But the timing of her secret snoop around that room was to be the crucial evidence in convicting her own mother of first-degree murder.
‘Is that the police? My husband’s been shot. You better come quickly.’
Kathy Gaultney sounded distraught to the telephone
operator who took her emergency call later that evening. She told officers she had returned home from late-night shopping at a number of local supermarkets to find her husband shot dead in their bed. It seemed like a robbery that had gone terribly wrong.
As the paramedics, medical examiners and assorted police milled around the Gaultney house, one figure stepped back into the shadows and found herself examining her own conscience – Kathy’s 13-year-old daughter Rachel.
For she had witnessed her mother leave that house with her half-brother and she had seen what later transpired to be the body of her step-father. Basically, this scared young girl was withholding the key to his murder and she just did not know what to do.
While the flashing lights of the police cars disappeared into the distance some hours later, she retired in silence to her little bedroom, haunted by the role she had played in the whole tragic scenario.
It was only a few weeks later that Rachel decided to call the police and tell them what had happened that fateful night. Detectives later admitted that without her testimony it is entirely possible that Kathy Gaultney might never have been arrested.
For those first few weeks after the murder of her husband, Kathy Gaultney cut a pretty confident figure in St Jacob – still reeling from the first deliberate killing in its hundred-year history.
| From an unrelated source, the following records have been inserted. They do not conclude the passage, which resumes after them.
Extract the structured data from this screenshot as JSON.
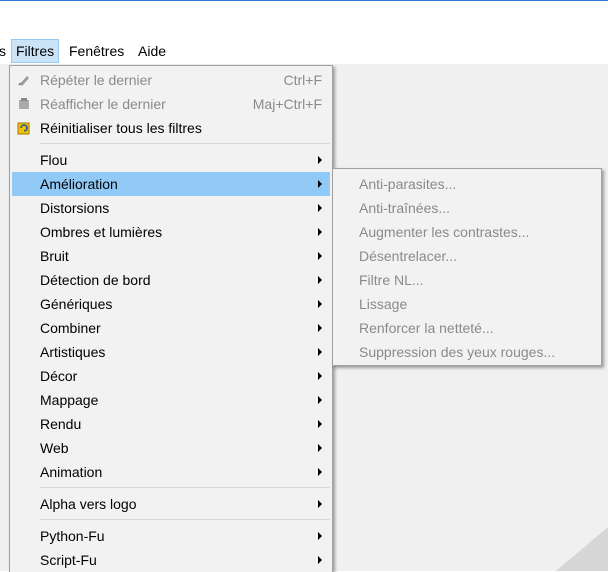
{
  "menubar": {
    "items": [
      {
        "label": "s"
      },
      {
        "label": "Filtres"
      },
      {
        "label": "Fenêtres"
      },
      {
        "label": "Aide"
      }
    ]
  },
  "filters_menu": {
    "items": [
      {
        "label": "Répéter le dernier",
        "shortcut": "Ctrl+F",
        "disabled": true,
        "icon": "repeat-icon"
      },
      {
        "label": "Réafficher le dernier",
        "shortcut": "Maj+Ctrl+F",
        "disabled": true,
        "icon": "reshow-icon"
      },
      {
        "label": "Réinitialiser tous les filtres",
        "icon": "reset-filters-icon"
      },
      {
        "label": "Flou",
        "submenu": true
      },
      {
        "label": "Amélioration",
        "submenu": true,
        "highlighted": true
      },
      {
        "label": "Distorsions",
        "submenu": true
      },
      {
        "label": "Ombres et lumières",
        "submenu": true
      },
      {
        "label": "Bruit",
        "submenu": true
      },
      {
        "label": "Détection de bord",
        "submenu": true
      },
      {
        "label": "Génériques",
        "submenu": true
      },
      {
        "label": "Combiner",
        "submenu": true
      },
      {
        "label": "Artistiques",
        "submenu": true
      },
      {
        "label": "Décor",
        "submenu": true
      },
      {
        "label": "Mappage",
        "submenu": true
      },
      {
        "label": "Rendu",
        "submenu": true
      },
      {
        "label": "Web",
        "submenu": true
      },
      {
        "label": "Animation",
        "submenu": true
      },
      {
        "label": "Alpha vers logo",
        "submenu": true
      },
      {
        "label": "Python-Fu",
        "submenu": true
      },
      {
        "label": "Script-Fu",
        "submenu": true
      }
    ]
  },
  "enhance_submenu": {
    "items": [
      {
        "label": "Anti-parasites..."
      },
      {
        "label": "Anti-traînées..."
      },
      {
        "label": "Augmenter les contrastes..."
      },
      {
        "label": "Désentrelacer..."
      },
      {
        "label": "Filtre NL..."
      },
      {
        "label": "Lissage"
      },
      {
        "label": "Renforcer la netteté..."
      },
      {
        "label": "Suppression des yeux rouges..."
      }
    ]
  }
}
People may have been whispering behind her back, but Kathy did not care. She had got rid of her drunken, nagging husband and that was all that mattered in her mind.
Even when a friend advised her to contact a lawyer just in case police tried to haul her in for questioning, she was super cool about the whole business.
In fact, when she motored into nearby Edwardsville with a friend one morning, she did not feel in the least bit threatened by the vicious gossip that was sweeping the area about her involvement in Keith’s death.
As she slowed down at a crossing, she even smiled when she spotted two state police detectives and an attorney leading the investigation into her husband’s murder.
‘Aren’t you guys having a busy day?’
Kathy Gaultney really was pushing her luck. Here were the top law enforcement officers involved in her husband’s case and she was ribbing them mercilessly.
Unfortunately, what Kathy Gaultney did not realise was that the case against her was now sufficient to warrant her arrest. A few minutes later, police pulled up the van she was travelling in and arrested her for the murder of her husband.
In April 1990, Kathy Gaultney, aged 34, was sentenced to life imprisonment after being found
guilty of the first-degree murder of her 35-year-old husband.
Prosecuting attorney Don Weber told the court, ‘This crime was planned, but it wasn’t planned well.’ And, describing Kathy Gaultney’s own daughter’s role in her mother’s conviction, he added: ‘In any crime, the inadvertent witness is the one thing you can’t plan for.’
Some months after her trial, Kathy Gaultney contacted authorities and agreed to provide inside information on the drug cartel she worked for with Martha Young.
Twelve people, including Mary O’Guinn and her notorious one-legged drug baron brother Roy Vernon Dean, were arrested and eventually given very lengthy sentences for their involvement in one of the biggest narcotics rings in US history.
Martha Young was also imprisoned as a result of testimony from her best friend Kathy. But, amazingly, the two women still write to each other from their respective prisons in Illinois and Gaultney says that they have remained friends despite everything.
Meanwhile Gaultney herself insists that she did not carry out the murder of her drug informant husband. She maintains that he was killed by other members of the Roy Vernon Dean gang who wanted to silence Keith Gaultney before he helped authorities close down their drug cartel.